Task: The answer should be one number, the count of lines in the data with "ionicPlatform".

(Recorded data)

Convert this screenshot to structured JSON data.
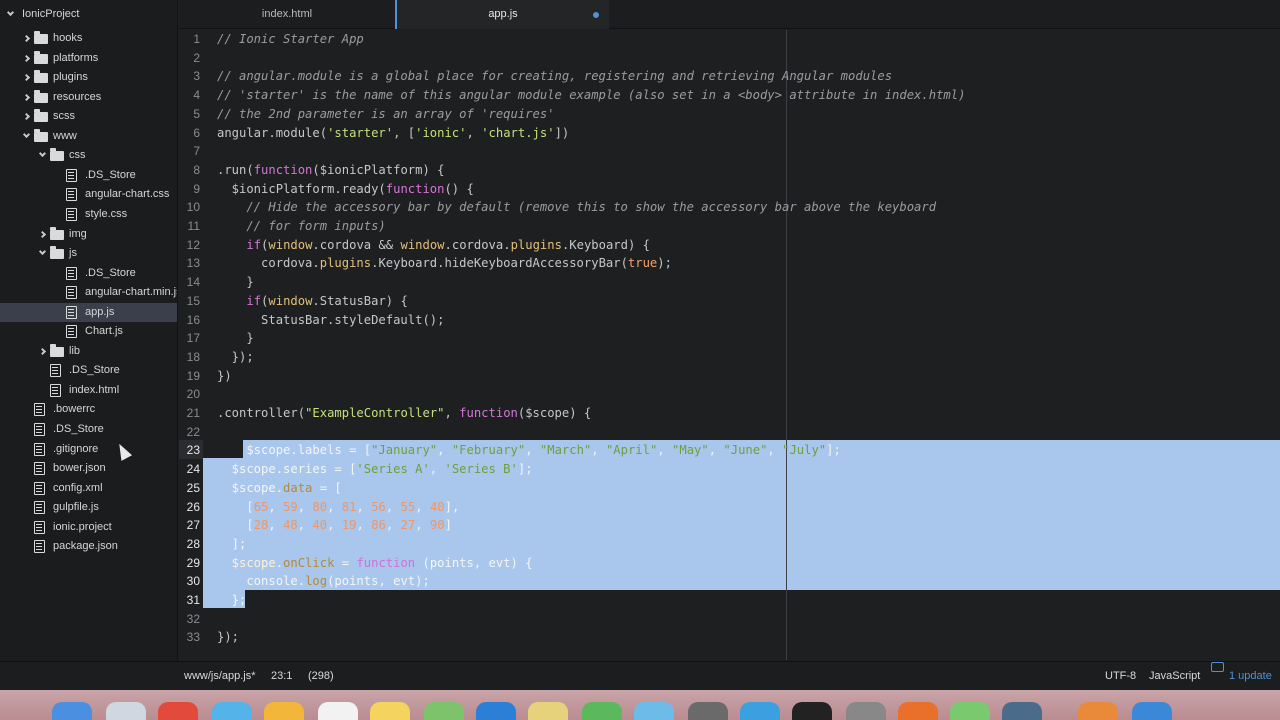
{
  "tree": {
    "project": "IonicProject",
    "items": [
      {
        "label": "hooks",
        "kind": "folder",
        "state": "closed"
      },
      {
        "label": "platforms",
        "kind": "folder",
        "state": "closed"
      },
      {
        "label": "plugins",
        "kind": "folder",
        "state": "closed"
      },
      {
        "label": "resources",
        "kind": "folder",
        "state": "closed"
      },
      {
        "label": "scss",
        "kind": "folder",
        "state": "closed"
      },
      {
        "label": "www",
        "kind": "folder",
        "state": "open"
      },
      {
        "label": "css",
        "kind": "folder",
        "state": "open"
      },
      {
        "label": ".DS_Store",
        "kind": "file"
      },
      {
        "label": "angular-chart.css",
        "kind": "file"
      },
      {
        "label": "style.css",
        "kind": "file"
      },
      {
        "label": "img",
        "kind": "folder",
        "state": "closed"
      },
      {
        "label": "js",
        "kind": "folder",
        "state": "open"
      },
      {
        "label": ".DS_Store",
        "kind": "file"
      },
      {
        "label": "angular-chart.min.js",
        "kind": "file"
      },
      {
        "label": "app.js",
        "kind": "file",
        "selected": true
      },
      {
        "label": "Chart.js",
        "kind": "file"
      },
      {
        "label": "lib",
        "kind": "folder",
        "state": "closed"
      },
      {
        "label": ".DS_Store",
        "kind": "file"
      },
      {
        "label": "index.html",
        "kind": "file"
      },
      {
        "label": ".bowerrc",
        "kind": "file"
      },
      {
        "label": ".DS_Store",
        "kind": "file"
      },
      {
        "label": ".gitignore",
        "kind": "file"
      },
      {
        "label": "bower.json",
        "kind": "file"
      },
      {
        "label": "config.xml",
        "kind": "file"
      },
      {
        "label": "gulpfile.js",
        "kind": "file"
      },
      {
        "label": "ionic.project",
        "kind": "file"
      },
      {
        "label": "package.json",
        "kind": "file"
      }
    ]
  },
  "tabs": [
    {
      "label": "index.html",
      "active": false
    },
    {
      "label": "app.js",
      "active": true,
      "modified": true
    }
  ],
  "editor": {
    "selection_lines": [
      23,
      31
    ],
    "lines": [
      {
        "n": "1",
        "tokens": [
          [
            "c-comment",
            "// Ionic Starter App"
          ]
        ]
      },
      {
        "n": "2",
        "tokens": []
      },
      {
        "n": "3",
        "tokens": [
          [
            "c-comment",
            "// angular.module is a global place for creating, registering and retrieving Angular modules"
          ]
        ]
      },
      {
        "n": "4",
        "tokens": [
          [
            "c-comment",
            "// 'starter' is the name of this angular module example (also set in a <body> attribute in index.html)"
          ]
        ]
      },
      {
        "n": "5",
        "tokens": [
          [
            "c-comment",
            "// the 2nd parameter is an array of 'requires'"
          ]
        ]
      },
      {
        "n": "6",
        "tokens": [
          [
            "",
            "angular.module("
          ],
          [
            "c-string",
            "'starter'"
          ],
          [
            "",
            ", ["
          ],
          [
            "c-string",
            "'ionic'"
          ],
          [
            "",
            ", "
          ],
          [
            "c-string",
            "'chart.js'"
          ],
          [
            "",
            "])"
          ]
        ]
      },
      {
        "n": "7",
        "tokens": []
      },
      {
        "n": "8",
        "tokens": [
          [
            "",
            ".run("
          ],
          [
            "c-keyword",
            "function"
          ],
          [
            "",
            "($ionicPlatform) {"
          ]
        ]
      },
      {
        "n": "9",
        "tokens": [
          [
            "",
            "  $ionicPlatform.ready("
          ],
          [
            "c-keyword",
            "function"
          ],
          [
            "",
            "() {"
          ]
        ]
      },
      {
        "n": "10",
        "tokens": [
          [
            "c-comment",
            "    // Hide the accessory bar by default (remove this to show the accessory bar above the keyboard"
          ]
        ]
      },
      {
        "n": "11",
        "tokens": [
          [
            "c-comment",
            "    // for form inputs)"
          ]
        ]
      },
      {
        "n": "12",
        "tokens": [
          [
            "",
            "    "
          ],
          [
            "c-keyword",
            "if"
          ],
          [
            "",
            "("
          ],
          [
            "c-builtin",
            "window"
          ],
          [
            "",
            ".cordova && "
          ],
          [
            "c-builtin",
            "window"
          ],
          [
            "",
            ".cordova."
          ],
          [
            "c-prop",
            "plugins"
          ],
          [
            "",
            ".Keyboard) {"
          ]
        ]
      },
      {
        "n": "13",
        "tokens": [
          [
            "",
            "      cordova."
          ],
          [
            "c-prop",
            "plugins"
          ],
          [
            "",
            ".Keyboard.hideKeyboardAccessoryBar("
          ],
          [
            "c-num",
            "true"
          ],
          [
            "",
            ");"
          ]
        ]
      },
      {
        "n": "14",
        "tokens": [
          [
            "",
            "    }"
          ]
        ]
      },
      {
        "n": "15",
        "tokens": [
          [
            "",
            "    "
          ],
          [
            "c-keyword",
            "if"
          ],
          [
            "",
            "("
          ],
          [
            "c-builtin",
            "window"
          ],
          [
            "",
            ".StatusBar) {"
          ]
        ]
      },
      {
        "n": "16",
        "tokens": [
          [
            "",
            "      StatusBar.styleDefault();"
          ]
        ]
      },
      {
        "n": "17",
        "tokens": [
          [
            "",
            "    }"
          ]
        ]
      },
      {
        "n": "18",
        "tokens": [
          [
            "",
            "  });"
          ]
        ]
      },
      {
        "n": "19",
        "tokens": [
          [
            "",
            "})"
          ]
        ]
      },
      {
        "n": "20",
        "tokens": []
      },
      {
        "n": "21",
        "tokens": [
          [
            "",
            ".controller("
          ],
          [
            "c-string",
            "\"ExampleController\""
          ],
          [
            "",
            ", "
          ],
          [
            "c-keyword",
            "function"
          ],
          [
            "",
            "($scope) {"
          ]
        ]
      },
      {
        "n": "22",
        "tokens": []
      },
      {
        "n": "23",
        "tokens": [
          [
            "",
            "    $scope.labels = ["
          ],
          [
            "c-string",
            "\"January\""
          ],
          [
            "",
            ", "
          ],
          [
            "c-string",
            "\"February\""
          ],
          [
            "",
            ", "
          ],
          [
            "c-string",
            "\"March\""
          ],
          [
            "",
            ", "
          ],
          [
            "c-string",
            "\"April\""
          ],
          [
            "",
            ", "
          ],
          [
            "c-string",
            "\"May\""
          ],
          [
            "",
            ", "
          ],
          [
            "c-string",
            "\"June\""
          ],
          [
            "",
            ", "
          ],
          [
            "c-string",
            "\"July\""
          ],
          [
            "",
            "];"
          ]
        ]
      },
      {
        "n": "24",
        "tokens": [
          [
            "",
            "  $scope.series = ["
          ],
          [
            "c-string",
            "'Series A'"
          ],
          [
            "",
            ", "
          ],
          [
            "c-string",
            "'Series B'"
          ],
          [
            "",
            "];"
          ]
        ]
      },
      {
        "n": "25",
        "tokens": [
          [
            "",
            "  $scope."
          ],
          [
            "c-prop",
            "data"
          ],
          [
            "",
            " = ["
          ]
        ]
      },
      {
        "n": "26",
        "tokens": [
          [
            "",
            "    ["
          ],
          [
            "c-num",
            "65"
          ],
          [
            "",
            ", "
          ],
          [
            "c-num",
            "59"
          ],
          [
            "",
            ", "
          ],
          [
            "c-num",
            "80"
          ],
          [
            "",
            ", "
          ],
          [
            "c-num",
            "81"
          ],
          [
            "",
            ", "
          ],
          [
            "c-num",
            "56"
          ],
          [
            "",
            ", "
          ],
          [
            "c-num",
            "55"
          ],
          [
            "",
            ", "
          ],
          [
            "c-num",
            "40"
          ],
          [
            "",
            "],"
          ]
        ]
      },
      {
        "n": "27",
        "tokens": [
          [
            "",
            "    ["
          ],
          [
            "c-num",
            "28"
          ],
          [
            "",
            ", "
          ],
          [
            "c-num",
            "48"
          ],
          [
            "",
            ", "
          ],
          [
            "c-num",
            "40"
          ],
          [
            "",
            ", "
          ],
          [
            "c-num",
            "19"
          ],
          [
            "",
            ", "
          ],
          [
            "c-num",
            "86"
          ],
          [
            "",
            ", "
          ],
          [
            "c-num",
            "27"
          ],
          [
            "",
            ", "
          ],
          [
            "c-num",
            "90"
          ],
          [
            "",
            "]"
          ]
        ]
      },
      {
        "n": "28",
        "tokens": [
          [
            "",
            "  ];"
          ]
        ]
      },
      {
        "n": "29",
        "tokens": [
          [
            "c-var",
            "  $scope"
          ],
          [
            "",
            "."
          ],
          [
            "c-prop",
            "onClick"
          ],
          [
            "",
            " = "
          ],
          [
            "c-keyword",
            "function"
          ],
          [
            "",
            " (points, evt) {"
          ]
        ]
      },
      {
        "n": "30",
        "tokens": [
          [
            "",
            "    console."
          ],
          [
            "c-prop",
            "log"
          ],
          [
            "",
            "(points, evt);"
          ]
        ]
      },
      {
        "n": "31",
        "tokens": [
          [
            "",
            "  };"
          ]
        ]
      },
      {
        "n": "32",
        "tokens": []
      },
      {
        "n": "33",
        "tokens": [
          [
            "",
            "});"
          ]
        ]
      }
    ]
  },
  "status": {
    "path": "www/js/app.js*",
    "cursor": "23:1",
    "selection_count": "(298)",
    "encoding": "UTF-8",
    "grammar": "JavaScript",
    "updates": "1 update"
  },
  "colors": {
    "accent": "#5390d6",
    "selection": "#a9c6ec",
    "editor_bg": "#1d1f21"
  }
}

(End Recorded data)

Answer section: 2